Records excerpted from a collection:
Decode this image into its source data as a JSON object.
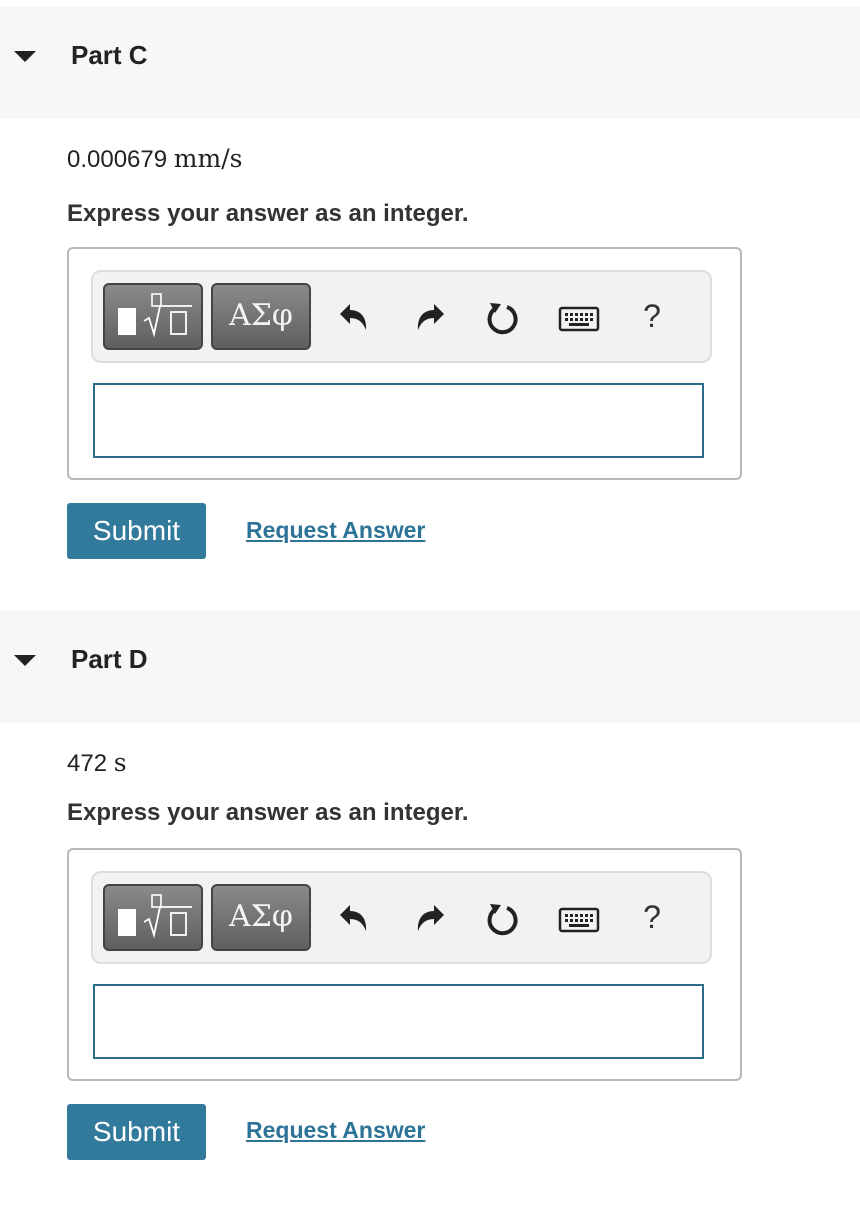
{
  "parts": [
    {
      "title": "Part C",
      "given_value": "0.000679",
      "given_unit": "mm/s",
      "instruction": "Express your answer as an integer.",
      "input_value": "",
      "submit_label": "Submit",
      "request_label": "Request Answer"
    },
    {
      "title": "Part D",
      "given_value": "472",
      "given_unit": "s",
      "instruction": "Express your answer as an integer.",
      "input_value": "",
      "submit_label": "Submit",
      "request_label": "Request Answer"
    }
  ],
  "toolbar": {
    "greek_label": "ΑΣφ",
    "help_label": "?",
    "icons": [
      "templates-icon",
      "undo-icon",
      "redo-icon",
      "reset-icon",
      "keyboard-icon",
      "help-icon"
    ]
  },
  "colors": {
    "header_bg": "#f7f7f7",
    "submit_bg": "#327a9c",
    "link": "#2d7397",
    "input_border": "#2f6b8a"
  }
}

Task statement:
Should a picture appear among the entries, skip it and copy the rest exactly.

Response to the task:
Decode this image into its source data as a JSON object.
{
  "parts": [
    {
      "title": "Part C",
      "given_value": "0.000679",
      "given_unit": "mm/s",
      "instruction": "Express your answer as an integer.",
      "input_value": "",
      "submit_label": "Submit",
      "request_label": "Request Answer"
    },
    {
      "title": "Part D",
      "given_value": "472",
      "given_unit": "s",
      "instruction": "Express your answer as an integer.",
      "input_value": "",
      "submit_label": "Submit",
      "request_label": "Request Answer"
    }
  ],
  "toolbar": {
    "greek_label": "ΑΣφ",
    "help_label": "?",
    "icons": [
      "templates-icon",
      "undo-icon",
      "redo-icon",
      "reset-icon",
      "keyboard-icon",
      "help-icon"
    ]
  },
  "colors": {
    "header_bg": "#f7f7f7",
    "submit_bg": "#327a9c",
    "link": "#2d7397",
    "input_border": "#2f6b8a"
  }
}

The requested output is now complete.